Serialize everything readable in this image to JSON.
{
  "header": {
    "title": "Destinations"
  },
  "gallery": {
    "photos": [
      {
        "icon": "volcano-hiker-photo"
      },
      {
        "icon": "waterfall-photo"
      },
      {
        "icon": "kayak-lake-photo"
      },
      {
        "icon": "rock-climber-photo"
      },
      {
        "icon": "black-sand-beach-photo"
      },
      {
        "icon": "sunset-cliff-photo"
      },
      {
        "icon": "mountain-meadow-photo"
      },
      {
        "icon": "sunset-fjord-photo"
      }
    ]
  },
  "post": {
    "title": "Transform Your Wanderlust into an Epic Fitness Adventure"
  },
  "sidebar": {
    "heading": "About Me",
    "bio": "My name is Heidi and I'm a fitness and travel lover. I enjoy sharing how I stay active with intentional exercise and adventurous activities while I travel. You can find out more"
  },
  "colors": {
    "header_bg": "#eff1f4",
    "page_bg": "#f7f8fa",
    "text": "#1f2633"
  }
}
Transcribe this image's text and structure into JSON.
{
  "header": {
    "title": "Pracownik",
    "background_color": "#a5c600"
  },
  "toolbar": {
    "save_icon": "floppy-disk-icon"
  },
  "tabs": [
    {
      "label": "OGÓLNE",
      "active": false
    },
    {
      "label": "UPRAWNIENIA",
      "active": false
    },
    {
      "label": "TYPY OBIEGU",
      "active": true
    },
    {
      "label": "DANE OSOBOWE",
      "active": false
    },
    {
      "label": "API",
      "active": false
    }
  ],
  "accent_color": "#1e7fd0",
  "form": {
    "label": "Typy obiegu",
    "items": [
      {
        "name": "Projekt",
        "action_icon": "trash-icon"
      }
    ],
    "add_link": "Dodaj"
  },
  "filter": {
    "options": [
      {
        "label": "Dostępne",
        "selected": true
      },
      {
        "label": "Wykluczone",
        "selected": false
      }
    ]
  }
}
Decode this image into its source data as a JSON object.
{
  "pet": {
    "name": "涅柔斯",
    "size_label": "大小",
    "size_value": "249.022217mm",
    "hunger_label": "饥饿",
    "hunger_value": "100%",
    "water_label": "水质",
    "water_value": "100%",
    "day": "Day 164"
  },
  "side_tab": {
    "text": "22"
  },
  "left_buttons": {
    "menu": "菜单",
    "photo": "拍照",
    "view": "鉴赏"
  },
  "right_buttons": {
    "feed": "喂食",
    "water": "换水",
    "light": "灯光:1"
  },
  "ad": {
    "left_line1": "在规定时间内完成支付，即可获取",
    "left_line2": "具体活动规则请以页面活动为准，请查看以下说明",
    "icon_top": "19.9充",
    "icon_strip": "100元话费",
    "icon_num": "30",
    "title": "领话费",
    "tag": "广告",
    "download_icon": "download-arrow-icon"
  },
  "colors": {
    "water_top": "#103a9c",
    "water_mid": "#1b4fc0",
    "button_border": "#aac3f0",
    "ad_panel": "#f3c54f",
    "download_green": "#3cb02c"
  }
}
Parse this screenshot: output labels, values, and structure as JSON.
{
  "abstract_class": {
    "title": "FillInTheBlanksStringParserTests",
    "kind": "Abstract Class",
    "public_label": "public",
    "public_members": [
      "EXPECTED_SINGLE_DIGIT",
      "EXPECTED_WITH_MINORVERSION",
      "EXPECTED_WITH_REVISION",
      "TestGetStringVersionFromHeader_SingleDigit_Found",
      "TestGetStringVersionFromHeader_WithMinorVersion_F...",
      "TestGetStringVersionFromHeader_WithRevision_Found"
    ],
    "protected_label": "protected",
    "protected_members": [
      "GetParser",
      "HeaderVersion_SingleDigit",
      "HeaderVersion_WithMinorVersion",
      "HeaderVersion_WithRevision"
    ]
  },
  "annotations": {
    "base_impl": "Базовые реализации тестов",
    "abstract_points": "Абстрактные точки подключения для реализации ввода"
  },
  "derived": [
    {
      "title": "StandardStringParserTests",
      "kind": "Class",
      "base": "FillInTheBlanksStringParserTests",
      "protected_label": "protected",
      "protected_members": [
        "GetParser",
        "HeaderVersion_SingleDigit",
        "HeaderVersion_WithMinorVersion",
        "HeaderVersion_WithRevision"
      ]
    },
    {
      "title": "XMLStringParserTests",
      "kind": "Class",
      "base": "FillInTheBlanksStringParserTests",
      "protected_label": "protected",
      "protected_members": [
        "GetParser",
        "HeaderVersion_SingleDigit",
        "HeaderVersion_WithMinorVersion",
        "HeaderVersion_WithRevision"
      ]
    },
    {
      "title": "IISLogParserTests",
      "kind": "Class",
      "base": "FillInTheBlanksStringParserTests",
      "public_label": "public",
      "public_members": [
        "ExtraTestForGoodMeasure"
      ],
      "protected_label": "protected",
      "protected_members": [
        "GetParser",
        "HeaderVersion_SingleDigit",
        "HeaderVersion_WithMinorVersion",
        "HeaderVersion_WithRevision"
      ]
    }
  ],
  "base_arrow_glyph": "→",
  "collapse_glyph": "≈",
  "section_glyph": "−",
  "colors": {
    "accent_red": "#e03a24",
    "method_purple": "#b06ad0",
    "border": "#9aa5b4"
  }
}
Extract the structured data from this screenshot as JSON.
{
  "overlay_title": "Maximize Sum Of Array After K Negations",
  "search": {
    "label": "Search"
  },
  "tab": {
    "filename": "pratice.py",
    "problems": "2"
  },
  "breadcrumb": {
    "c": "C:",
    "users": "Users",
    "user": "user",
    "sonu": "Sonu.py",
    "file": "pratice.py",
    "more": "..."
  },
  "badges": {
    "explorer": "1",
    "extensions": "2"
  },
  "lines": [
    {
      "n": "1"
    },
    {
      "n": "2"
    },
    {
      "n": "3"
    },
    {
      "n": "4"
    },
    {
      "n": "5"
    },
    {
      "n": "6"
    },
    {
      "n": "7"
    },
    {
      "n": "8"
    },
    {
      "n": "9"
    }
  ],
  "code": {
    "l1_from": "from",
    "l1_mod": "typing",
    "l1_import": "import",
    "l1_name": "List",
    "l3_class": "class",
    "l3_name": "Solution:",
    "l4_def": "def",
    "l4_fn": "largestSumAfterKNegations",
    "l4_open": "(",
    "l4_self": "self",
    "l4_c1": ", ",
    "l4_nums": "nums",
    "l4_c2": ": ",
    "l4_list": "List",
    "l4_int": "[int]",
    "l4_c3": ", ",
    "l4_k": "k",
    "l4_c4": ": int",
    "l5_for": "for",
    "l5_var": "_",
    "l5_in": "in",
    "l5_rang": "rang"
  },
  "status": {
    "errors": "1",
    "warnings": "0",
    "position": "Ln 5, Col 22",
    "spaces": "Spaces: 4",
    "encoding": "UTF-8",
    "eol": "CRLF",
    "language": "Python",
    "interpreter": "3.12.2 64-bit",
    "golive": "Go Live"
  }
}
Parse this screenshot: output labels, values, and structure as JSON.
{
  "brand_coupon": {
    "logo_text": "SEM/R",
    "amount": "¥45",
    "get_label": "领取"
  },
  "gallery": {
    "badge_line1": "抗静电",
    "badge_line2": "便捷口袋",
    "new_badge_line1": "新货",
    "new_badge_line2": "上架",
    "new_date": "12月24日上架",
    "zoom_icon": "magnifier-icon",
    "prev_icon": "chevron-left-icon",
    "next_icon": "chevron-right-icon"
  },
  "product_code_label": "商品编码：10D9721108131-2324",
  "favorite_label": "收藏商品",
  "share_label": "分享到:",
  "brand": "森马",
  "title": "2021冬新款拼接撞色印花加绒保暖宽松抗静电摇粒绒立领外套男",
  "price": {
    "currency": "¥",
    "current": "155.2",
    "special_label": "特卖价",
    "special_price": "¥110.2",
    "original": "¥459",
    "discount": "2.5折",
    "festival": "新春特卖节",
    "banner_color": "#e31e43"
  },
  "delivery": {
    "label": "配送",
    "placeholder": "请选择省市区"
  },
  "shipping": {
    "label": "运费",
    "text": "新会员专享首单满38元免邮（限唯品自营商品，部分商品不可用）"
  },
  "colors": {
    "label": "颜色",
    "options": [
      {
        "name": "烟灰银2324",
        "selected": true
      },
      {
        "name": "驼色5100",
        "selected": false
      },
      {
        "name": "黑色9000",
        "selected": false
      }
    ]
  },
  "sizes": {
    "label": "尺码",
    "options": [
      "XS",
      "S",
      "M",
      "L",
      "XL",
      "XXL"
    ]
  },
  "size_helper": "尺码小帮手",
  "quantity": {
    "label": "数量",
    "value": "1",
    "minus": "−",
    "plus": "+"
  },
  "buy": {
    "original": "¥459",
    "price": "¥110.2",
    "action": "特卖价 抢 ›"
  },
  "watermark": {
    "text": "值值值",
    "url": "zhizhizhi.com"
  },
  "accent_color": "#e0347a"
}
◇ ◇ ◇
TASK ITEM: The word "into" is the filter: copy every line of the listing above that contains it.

YOUR RESPONSE:
    "title": "Transform Your Wanderlust into an Epic Fitness Adventure"
Transcribe this image's text and structure into JSON.
Decode this image into its source data as a JSON object.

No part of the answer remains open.